Allergies are extremely common and fortunately, mostly not serious. Allergies are typically a reaction of the immune system in response to a seemingly harmless substance, like dust or certain types of food. For most people, they will show no adverse signs. However, for others, their immune system is activated as if a threat was detected, and triggers a reaction. Sometimes allergies can be serious, even life-threatening.
When should you see an allergist?
When you are experiencing any of these symptoms, it is a good time to see an allergist:
- Cold symptoms that persist for two weeks or longer
- Cough that will not go away
- Allergic reaction caused by medication, insect sting or food
- Asthma warning signs such as frequent cough (especially at night or after exercise), wheezing, shortness of breath or chest tightness

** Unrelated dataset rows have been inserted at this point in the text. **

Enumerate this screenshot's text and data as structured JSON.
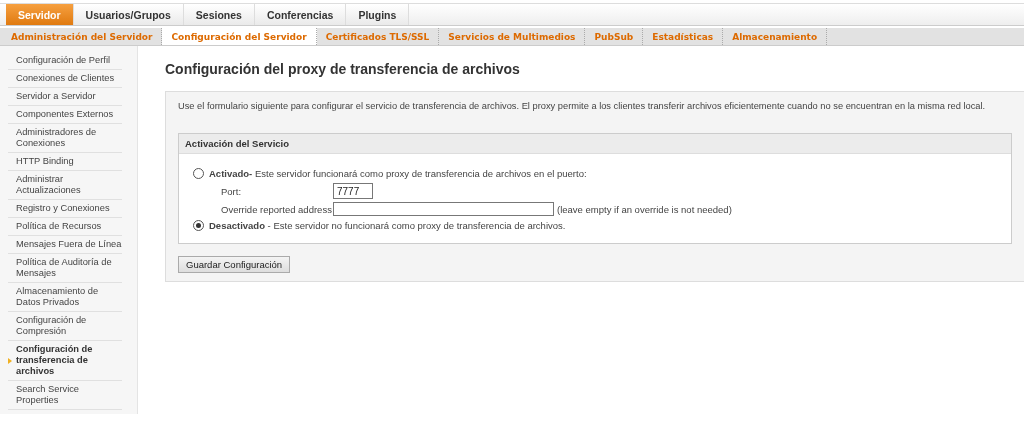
{
  "main_tabs": [
    {
      "label": "Servidor",
      "selected": true
    },
    {
      "label": "Usuarios/Grupos",
      "selected": false
    },
    {
      "label": "Sesiones",
      "selected": false
    },
    {
      "label": "Conferencias",
      "selected": false
    },
    {
      "label": "Plugins",
      "selected": false
    }
  ],
  "sub_tabs": [
    {
      "label": "Administración del Servidor",
      "selected": false
    },
    {
      "label": "Configuración del Servidor",
      "selected": true
    },
    {
      "label": "Certificados TLS/SSL",
      "selected": false
    },
    {
      "label": "Servicios de Multimedios",
      "selected": false
    },
    {
      "label": "PubSub",
      "selected": false
    },
    {
      "label": "Estadísticas",
      "selected": false
    },
    {
      "label": "Almacenamiento",
      "selected": false
    }
  ],
  "sidebar": {
    "items": [
      {
        "label": "Configuración de Perfil",
        "selected": false
      },
      {
        "label": "Conexiones de Clientes",
        "selected": false
      },
      {
        "label": "Servidor a Servidor",
        "selected": false
      },
      {
        "label": "Componentes Externos",
        "selected": false
      },
      {
        "label": "Administradores de Conexiones",
        "selected": false
      },
      {
        "label": "HTTP Binding",
        "selected": false
      },
      {
        "label": "Administrar Actualizaciones",
        "selected": false
      },
      {
        "label": "Registro y Conexiones",
        "selected": false
      },
      {
        "label": "Política de Recursos",
        "selected": false
      },
      {
        "label": "Mensajes Fuera de Línea",
        "selected": false
      },
      {
        "label": "Política de Auditoría de Mensajes",
        "selected": false
      },
      {
        "label": "Almacenamiento de Datos Privados",
        "selected": false
      },
      {
        "label": "Configuración de Compresión",
        "selected": false
      },
      {
        "label": "Configuración de transferencia de archivos",
        "selected": true
      },
      {
        "label": "Search Service Properties",
        "selected": false
      }
    ]
  },
  "page": {
    "title": "Configuración del proxy de transferencia de archivos",
    "description": "Use el formulario siguiente para configurar el servicio de transferencia de archivos. El proxy permite a los clientes transferir archivos eficientemente cuando no se encuentran en la misma red local.",
    "section": {
      "title": "Activación del Servicio",
      "options": [
        {
          "label": "**Activado-** Este servidor funcionará como proxy de transferencia de archivos en el puerto:",
          "selected": false,
          "fields": [
            {
              "label": "Port:",
              "value": "7777",
              "kind": "port"
            },
            {
              "label": "Override reported address",
              "kind": "address",
              "hint": "(leave empty if an override is not needed)"
            }
          ]
        },
        {
          "label": "**Desactivado** - Este servidor no funcionará como proxy de transferencia de archivos.",
          "selected": true
        }
      ]
    },
    "save_button": "Guardar Configuración"
  }
}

- Three or more ear, sinus, throat or lung infections in a year
- Allergic rashes, such as contact sensitivities and hives
- Increase of allergy symptoms after a new pet is introduced to the home
Do you have to have a referral for an allergist?
A referral may be required to see an allergist, as they are a specialized form of healthcare. However, your primary care provider will not hesitate to refer you to a specialist if necessary. If they believe that they can treat your symptoms without specialized care, consider yourself lucky, as your symptoms are not serious enough to require a visit to a specialist. However, seeing an allergist is often necessary to create a proper treatment plan for you or your child.
How are allergy symptoms treated?
Some symptoms are mild and do not require treatment. However, there are several kinds of treatment options available to treat your symptoms:
- Antihistamines are often the first line of medication in the treatment of allergies. Antihistamines block the effect of histamine. Histamine is a chemical made by your body when you have an allergic reaction. Antihistamines should not be given to children under the age of 4. If your child is between the ages of 4 and 6, ask your healthcare provider before giving them any antihistamines.
- Immunotherapy is a type of treatment that includes shots or pills containing small amounts of the allergens causing a reaction. It can take several months before your symptoms start to decrease.
- Your healthcare provider may also recommend eye drops to help relieve your symptoms.
- Use “artificial tears,” as these eye drops can help rinse out your eyes. Antihistamine eye drops may help, too. These eye drops are available without a prescription.
- You may find that nasal saline rinses help. This can remove dust, pollen and dirt and help to loosen thick mucus. Saline rinses can also provide relief for symptoms of allergic rhinitis.
- If you smoke, try to quit. Cigarette smoke can make hay fever symptoms worse. Also try to stay away from others who are smoking, as second-hand smoke can exacerbate symptoms.
- Follow the full plan of treatment prescribed by your healthcare provider. Make sure you know when you should come back for a followup appointment. Keep all appointments for provider visits or tests.
If you or someone you know is exhibiting allergy symptoms, come to Piniella Asthma and Allergy today! Our team of allergy specialists can help you find the relief you need. To talk with an expert, contact our office today. Visit us online or give us a call to schedule an appointment at our clinic.